I can't ever recall a time that the demeanor of a Kansas City Chiefs head coach was under so much scrutiny by fans and the media. It's gotten so bad that conspiracy theories are starting to surface. People are going over game tapes to see if Todd Haley is being targeted by evil network TV directors intent on ruining his career for the sake of a few ratings points.
Perhaps it is time for a dose of reality.
Let's start with this: nobody - and this includes you, me and Jason Whitlock - has any real handle on what it takes to motivate professional athletes. That is, of course, unless you have been the head coach of a professional sports team.
Oh, sure… we all think we have a pretty good idea. Most of us have jobs. Some of us have kids. There are those among us who have been in the military, taught school, or run businesses. A few of us have even played or coached sports at the high school or college level.
And all of us are using our experience in these areas to support our opinions on Todd Haley's demeanor. They fall into two general categories: a) that Todd Haley is an out of control maniac whose emotional outbursts will eventually cause him to lose control of his team, or b) that Todd Haley is a great head coach whose outbursts are giving the team the discipline it needs, and forcing players to be accountable for their play.
People on both sides of issue can make compelling arguments based on their own experiences in various hierarchial models. But none of these models are really quite like a professional sports team. They all have the same flaw: none of them include employees (or students, soldiers, or athletes) who are all proud, talented young men - some of them very immature, with little or no real life experience - and who, after years of work, have reached the mountaintop. They've signed contracts worth at least half a million dollars a year - often for much more - and are besieged by fans who want their autograph at every turn. None of us know what that's like, or what it takes to motivate young men like these to give 110%.
You may, for example, have a pretty good idea of what it takes to motivate the people who work in your restaurant. But your patrons don't come in to the place wearing jerseys bearing the numbers worn by your cooks and waitresses, do they? You might know exactly what it takes to get your students to perform at a high level in class. But would those techniques work if your students were making ten times your salary just to show up? You may have been a lieutenant who found a way to turn a group of raw recruits into a sharp platoon. But what you did might not have worked if those recruits returned to their barracks each night and found a line of autograph seekers and groupies waiting for them.
I will accept that those who have played or coached sports at the high school or college level might have a better idea of what it takes than most of us. But even at the major college level - with its full ride scholarships, under-the-table deals for cars, posh living arrangements and pocket money for stars - athletes are still self-motivated to reach the final destination: the pros. Once they reach that pinnacle, all bets are off.

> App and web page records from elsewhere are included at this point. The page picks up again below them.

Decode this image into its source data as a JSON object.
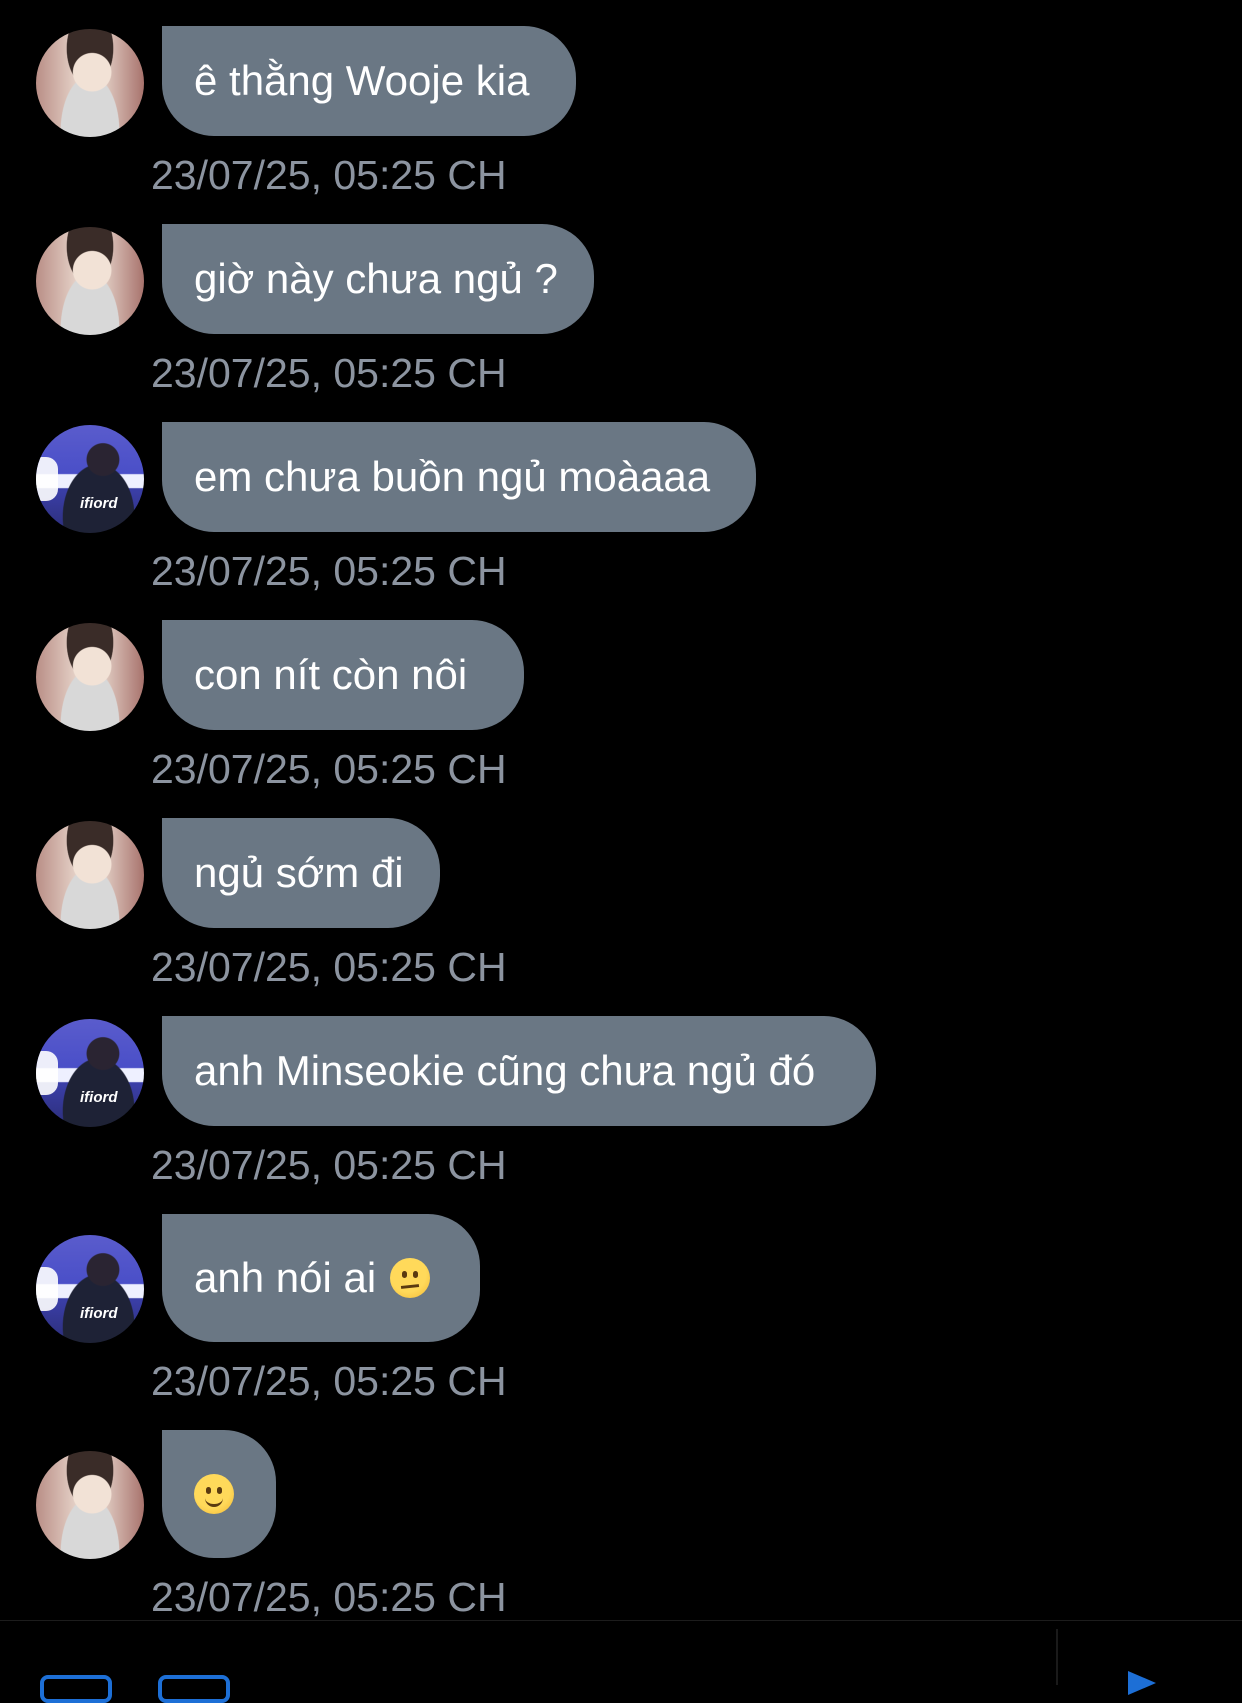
{
  "messages": [
    {
      "sender": "a1",
      "text": "ê thằng Wooje kia",
      "emoji": "",
      "time": "23/07/25, 05:25 CH"
    },
    {
      "sender": "a1",
      "text": "giờ này chưa ngủ ?",
      "emoji": "",
      "time": "23/07/25, 05:25 CH"
    },
    {
      "sender": "a2",
      "text": "em chưa buồn ngủ moàaaa",
      "emoji": "",
      "time": "23/07/25, 05:25 CH"
    },
    {
      "sender": "a1",
      "text": "con nít còn nôi",
      "emoji": "",
      "time": "23/07/25, 05:25 CH"
    },
    {
      "sender": "a1",
      "text": "ngủ sớm đi",
      "emoji": "",
      "time": "23/07/25, 05:25 CH"
    },
    {
      "sender": "a2",
      "text": "anh Minseokie cũng chưa ngủ đó",
      "emoji": "",
      "time": "23/07/25, 05:25 CH"
    },
    {
      "sender": "a2",
      "text": "anh nói ai",
      "emoji": "unamused-face",
      "time": "23/07/25, 05:25 CH"
    },
    {
      "sender": "a1",
      "text": "",
      "emoji": "slightly-smiling-face",
      "time": "23/07/25, 05:25 CH"
    }
  ],
  "colors": {
    "background": "#000000",
    "bubble": "#6a7784",
    "timestamp": "#8c94a0",
    "accent": "#1d6fd6"
  }
}
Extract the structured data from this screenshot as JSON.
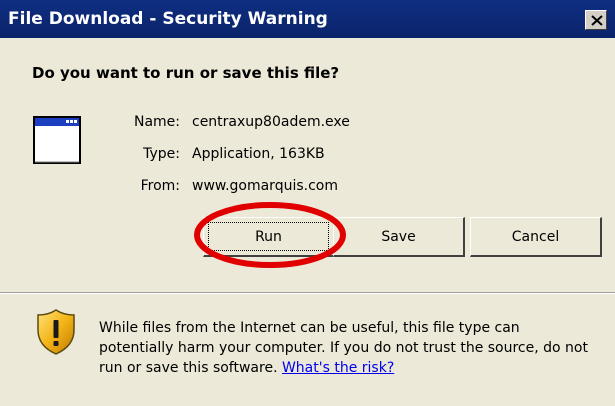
{
  "window": {
    "title": "File Download - Security Warning",
    "close_label": "×"
  },
  "dialog": {
    "question": "Do you want to run or save this file?",
    "file_icon": "application-window-icon",
    "fields": [
      {
        "label": "Name:",
        "value": "centraxup80adem.exe"
      },
      {
        "label": "Type:",
        "value": "Application, 163KB"
      },
      {
        "label": "From:",
        "value": "www.gomarquis.com"
      }
    ],
    "buttons": {
      "run": "Run",
      "save": "Save",
      "cancel": "Cancel"
    },
    "highlight_color": "#e00000",
    "warning": {
      "icon": "shield-warning-icon",
      "text": "While files from the Internet can be useful, this file type can potentially harm your computer. If you do not trust the source, do not run or save this software.",
      "link_text": "What's the risk?"
    }
  }
}
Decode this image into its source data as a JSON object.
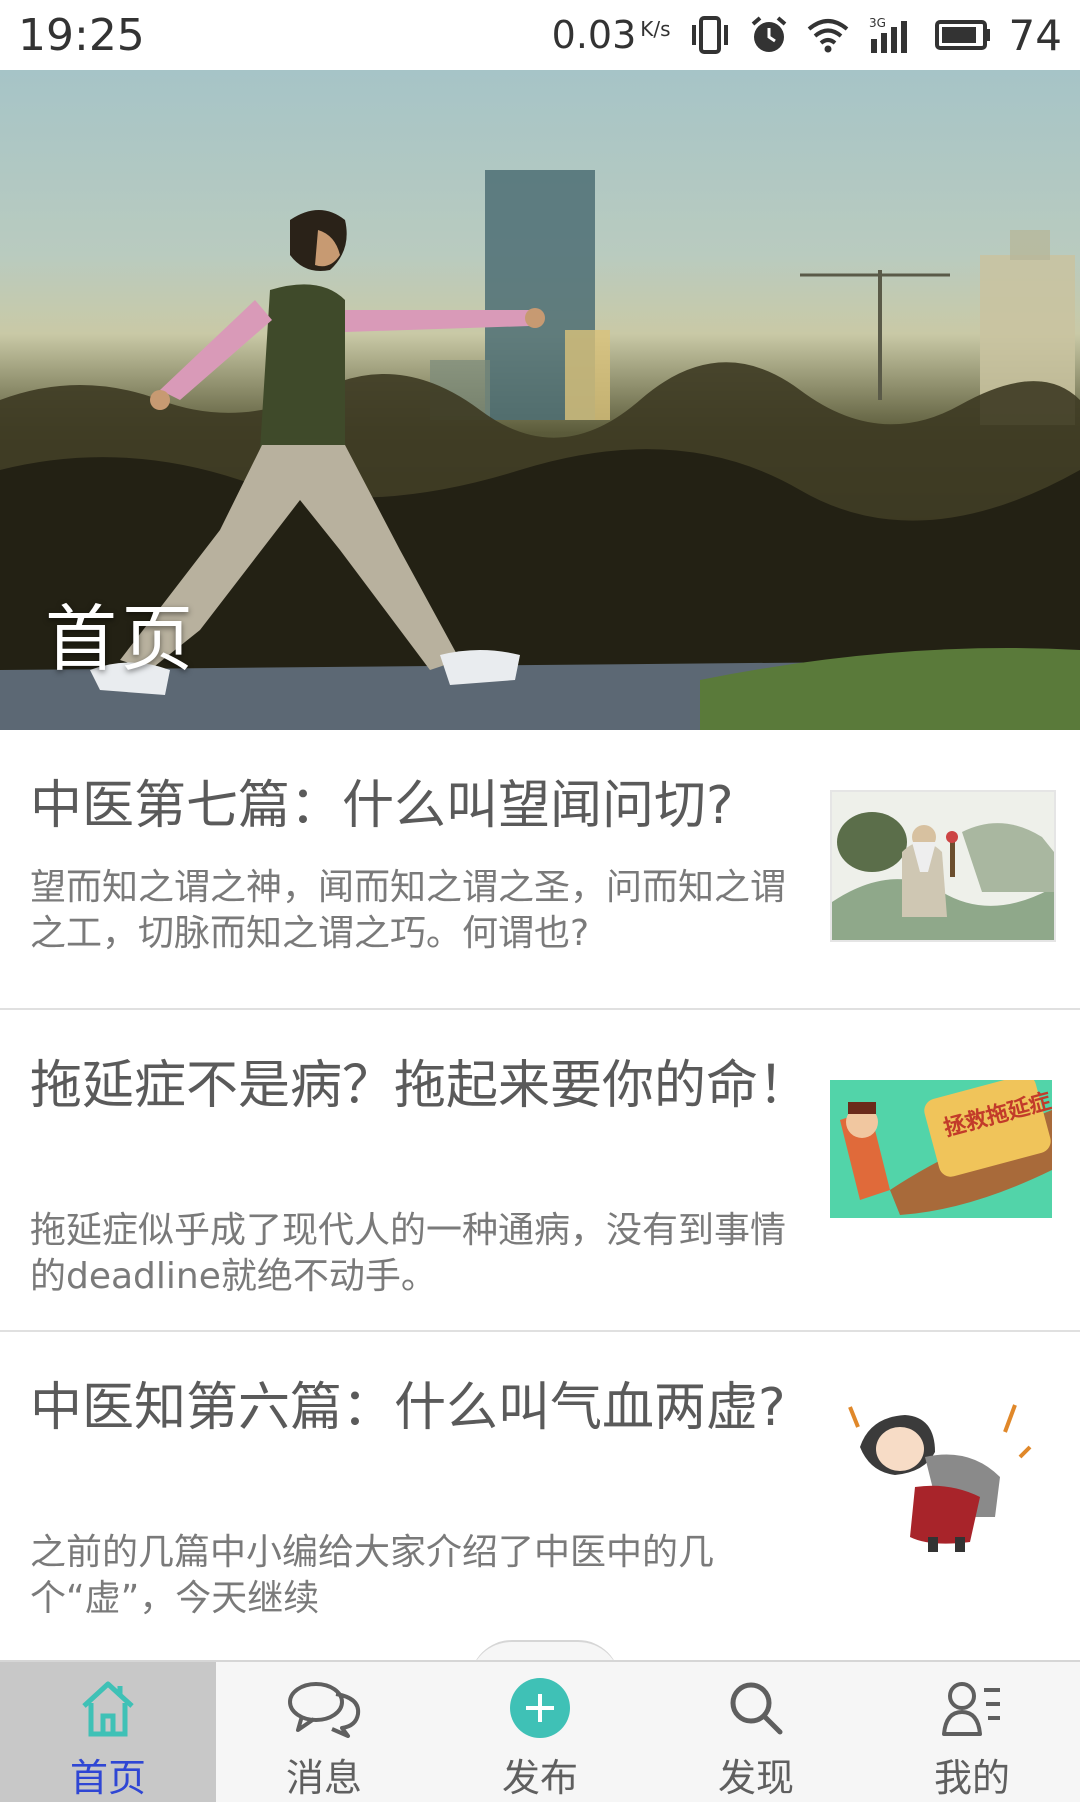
{
  "status_bar": {
    "time": "19:25",
    "net_speed": "0.03",
    "net_speed_unit": "K/s",
    "network_type": "3G",
    "battery": "74",
    "icons": [
      "vibrate-icon",
      "alarm-icon",
      "wifi-icon",
      "signal-icon",
      "battery-icon"
    ]
  },
  "hero": {
    "title": "首页"
  },
  "articles": [
    {
      "title": "中医第七篇：什么叫望闻问切?",
      "summary": "望而知之谓之神，闻而知之谓之圣，问而知之谓之工，切脉而知之谓之巧。何谓也?"
    },
    {
      "title": "拖延症不是病？拖起来要你的命！",
      "summary": "拖延症似乎成了现代人的一种通病，没有到事情的deadline就绝不动手。",
      "thumb_text": "拯救拖延症"
    },
    {
      "title": "中医知第六篇：什么叫气血两虚?",
      "summary": "之前的几篇中小编给大家介绍了中医中的几个“虚”，今天继续"
    }
  ],
  "nav": {
    "items": [
      {
        "label": "首页",
        "icon": "home-icon",
        "active": true
      },
      {
        "label": "消息",
        "icon": "chat-icon",
        "active": false
      },
      {
        "label": "发布",
        "icon": "add-icon",
        "active": false
      },
      {
        "label": "发现",
        "icon": "search-icon",
        "active": false
      },
      {
        "label": "我的",
        "icon": "profile-icon",
        "active": false
      }
    ]
  },
  "colors": {
    "nav_active_text": "#2f46d4",
    "accent_teal": "#3fc1b6",
    "title_text": "#5a5a5a",
    "summary_text": "#7a7a7a"
  }
}
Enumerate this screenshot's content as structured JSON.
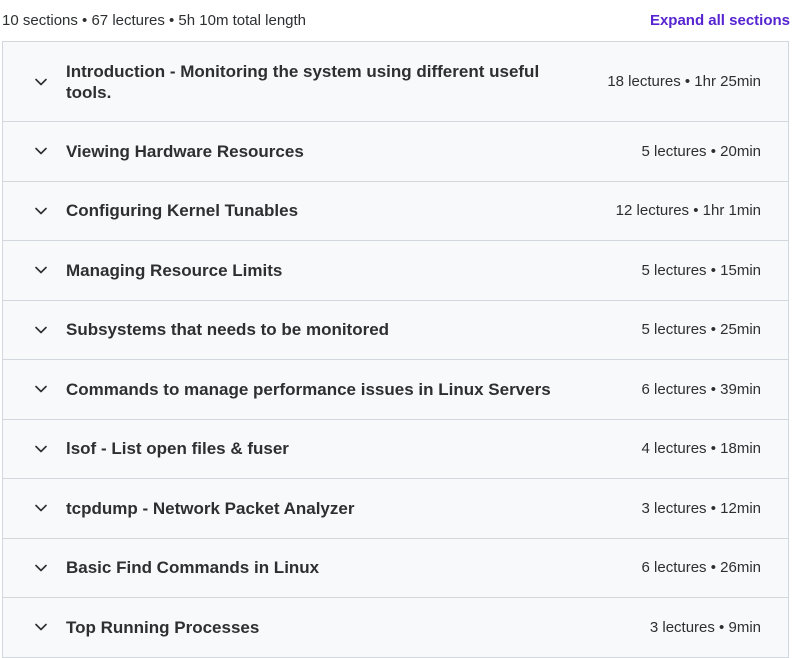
{
  "header": {
    "stats": "10 sections • 67 lectures • 5h 10m total length",
    "expand_label": "Expand all sections"
  },
  "sections": [
    {
      "title": "Introduction - Monitoring the system using different useful tools.",
      "meta": "18 lectures • 1hr 25min"
    },
    {
      "title": "Viewing Hardware Resources",
      "meta": "5 lectures • 20min"
    },
    {
      "title": "Configuring Kernel Tunables",
      "meta": "12 lectures • 1hr 1min"
    },
    {
      "title": "Managing Resource Limits",
      "meta": "5 lectures • 15min"
    },
    {
      "title": "Subsystems that needs to be monitored",
      "meta": "5 lectures • 25min"
    },
    {
      "title": "Commands to manage performance issues in Linux Servers",
      "meta": "6 lectures • 39min"
    },
    {
      "title": "lsof - List open files & fuser",
      "meta": "4 lectures • 18min"
    },
    {
      "title": "tcpdump - Network Packet Analyzer",
      "meta": "3 lectures • 12min"
    },
    {
      "title": "Basic Find Commands in Linux",
      "meta": "6 lectures • 26min"
    },
    {
      "title": "Top Running Processes",
      "meta": "3 lectures • 9min"
    }
  ],
  "icons": {
    "section_toggle": "chevron-down-icon"
  },
  "colors": {
    "accent": "#5624d0",
    "row_background": "#f7f9fa",
    "border": "#d1d7dc",
    "text": "#2d2f31"
  }
}
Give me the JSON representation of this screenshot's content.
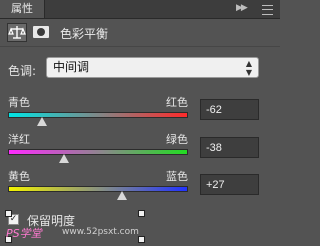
{
  "panel": {
    "tab_label": "属性",
    "title": "色彩平衡"
  },
  "tone": {
    "label": "色调:",
    "selected": "中间调"
  },
  "sliders": [
    {
      "left_label": "青色",
      "right_label": "红色",
      "value": "-62",
      "value_num": -62
    },
    {
      "left_label": "洋红",
      "right_label": "绿色",
      "value": "-38",
      "value_num": -38
    },
    {
      "left_label": "黄色",
      "right_label": "蓝色",
      "value": "+27",
      "value_num": 27
    }
  ],
  "preserve_luminosity": {
    "label": "保留明度",
    "checked": true
  },
  "watermark": {
    "logo": "PS学堂",
    "text": "www.52psxt.com"
  },
  "colors": {
    "background": "#535353",
    "cyan_red": [
      "#00e5e5",
      "#ff2a2a"
    ],
    "magenta_green": [
      "#ff2aff",
      "#22dd22"
    ],
    "yellow_blue": [
      "#f2f200",
      "#2233ff"
    ]
  },
  "icons": {
    "balance": "balance-scale-icon",
    "mask": "mask-icon",
    "collapse": "double-arrow-icon",
    "menu": "panel-menu-icon"
  }
}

So we are left with the examples provided by successful professional coaches. Some point Bill Parcells and Bill Cowher to show that Todd Haley is on the right track. But for every Parcells there is a Tom Landry, and for every Cowher there is a Dick Vermeil. The fact is that among pro sports coaches, there is no single personality type that consistently provides success.
In the specific case of the Chiefs, the issue has been clouded by the huge contrast in style between Haley and his predecessor Herm Edwards. For many, Edwards' passive style on the sidelines was seen as a symptom of everything that was wrong with the Chiefs, and they enthusiastically welcomed Haley's fiery antics. In truth, how Edwards behaved on sideline had little to do with his W/L record. Likewise, what Haley does on the sideline will very likely make little real difference in the fortunes of the team under his stewardship.
I will admit that the first outburst I noticed this season - when Haley could be clearly seen telling Brodie Croyle to "snap the f---ing ball" after Croyle had called a timeout - disquieted me. And I found myself nodding approval when Haley later said he had realized he needed to dial it down a notch or two.
But over time, I have come to realize that Todd Haley has enough on his plate without having to rein in his personality. It's hard enough to coach an NFL team - especially if you're wearing multiple hats. Let's not make it harder than it has to be.
Todd Haley will have best chance for success if he is simply allowed to be who he is - whatever that may be. He will succeed or fail on the basis of his ability to coach this team - not on his personality type. On this issue at least, let's leave the man alone - and stop arguing over stuff none of us really know anything about.